- Renato Afonso is a long time reader, commenter, and friend of FB&G.. He is based in Portugal, played semi-pro hoops, and after that coached his alma mater for two years. He now passes his time in a veteran’s league while waiting the arrival of his first born. This is his inaugural post at FB&G. Welcome, Renato!
In today’s NBA there’s a lot of talking about spacing, ball sharing, efficiency and advanced statistics. Teams like the Rockets assume that feeding a big man in the low post is nonsense and the long two is absolutely forbidden, maximizing the number of shots at the rim, three pointers and free throws.
But this new way of thinking can only be applied when you have good three point shooters, guys that are able to get to the rim and good free throw shooters. Obviously, a free throw is always uncontested but one can argue that an open midrange jump shot may be the most effective shot an offense can get at any given moment. Sometimes the defense doesn’t allow you to finish at the rim or simply denies open three point shots and all you’re left with is what the defense gives you. When such thing happens there’s an obligation to convert those midrange jumpshots. With this, the best shot isn’t necessarily a three pointer but actually the available open shot. It goes without saying that long contested twos are obviously worse than long contested threes. This is also assuming average players and not statistical outliers like our own Kobe Bryant.

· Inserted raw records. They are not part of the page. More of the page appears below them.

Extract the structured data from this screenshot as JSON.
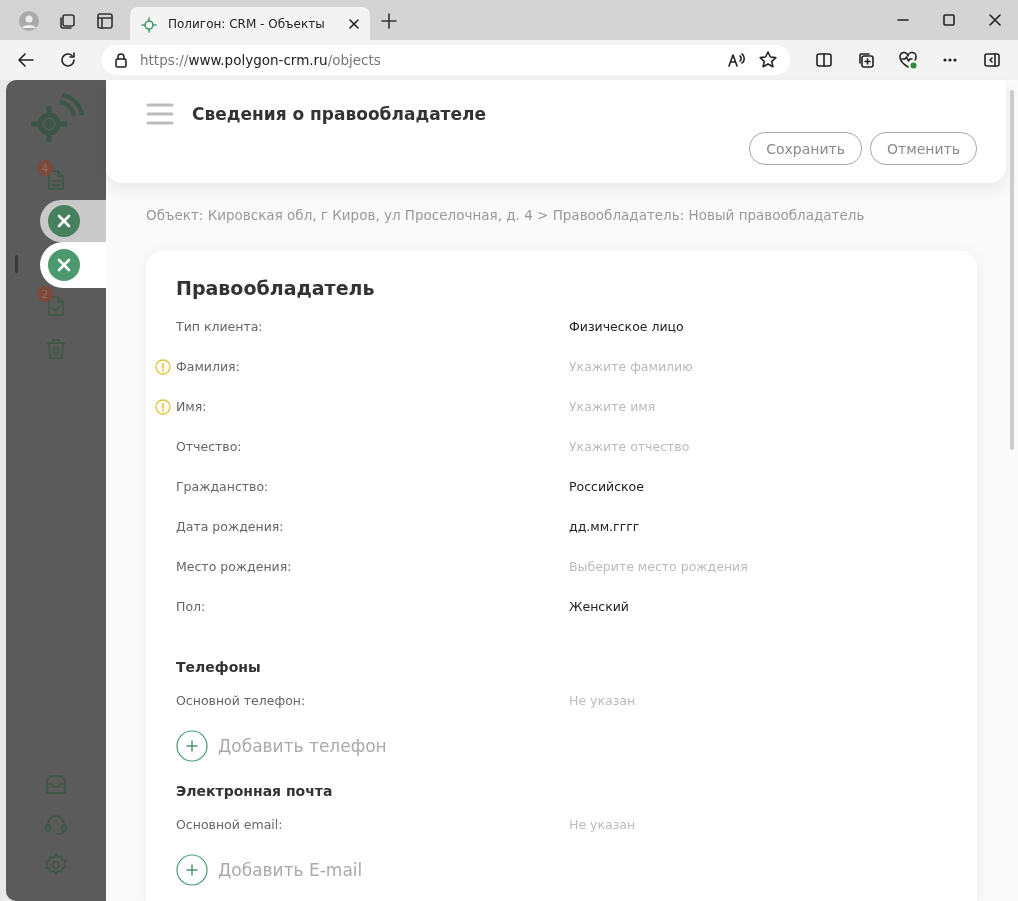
{
  "browser": {
    "tab_title": "Полигон: CRM - Объекты",
    "url": {
      "scheme": "https://",
      "host": "www.polygon-crm.ru",
      "path": "/objects"
    }
  },
  "sidebar": {
    "items": [
      {
        "kind": "document",
        "badge": "4",
        "selected": false
      },
      {
        "selected": false
      },
      {
        "selected": true
      },
      {
        "kind": "task",
        "badge": "2",
        "selected": false
      },
      {
        "kind": "trash",
        "selected": false
      }
    ],
    "bottom_items": [
      {
        "kind": "inbox"
      },
      {
        "kind": "support"
      },
      {
        "kind": "settings"
      }
    ]
  },
  "popups": [
    {
      "selected": false
    },
    {
      "selected": true
    }
  ],
  "header": {
    "title": "Сведения о правообладателе",
    "buttons": [
      "Сохранить",
      "Отменить"
    ]
  },
  "breadcrumb": "Объект: Кировская обл, г Киров, ул Проселочная, д. 4 > Правообладатель: Новый правообладатель",
  "card": {
    "title": "Правообладатель",
    "fields": [
      {
        "label": "Тип клиента:",
        "value": "Физическое лицо",
        "required": false
      },
      {
        "label": "Фамилия:",
        "placeholder": "Укажите фамилию",
        "required": true
      },
      {
        "label": "Имя:",
        "placeholder": "Укажите имя",
        "required": true
      },
      {
        "label": "Отчество:",
        "placeholder": "Укажите отчество",
        "required": false
      },
      {
        "label": "Гражданство:",
        "value": "Российское",
        "required": false
      },
      {
        "label": "Дата рождения:",
        "value": "дд.мм.гггг",
        "required": false
      },
      {
        "label": "Место рождения:",
        "placeholder": "Выберите место рождения",
        "required": false
      },
      {
        "label": "Пол:",
        "value": "Женский",
        "required": false
      }
    ],
    "sections": [
      {
        "title": "Телефоны",
        "fields": [
          {
            "label": "Основной телефон:",
            "placeholder": "Не указан"
          }
        ],
        "add_button": "Добавить телефон"
      },
      {
        "title": "Электронная почта",
        "fields": [
          {
            "label": "Основной email:",
            "placeholder": "Не указан"
          }
        ],
        "add_button": "Добавить E-mail"
      }
    ]
  }
}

In the midst of these thoughts, I found myself completely absorbed by the Grizzlies-Warriors series that proved that there are different ways to run an offense, there are different ways to play proper defense and talent can be presented in several ways.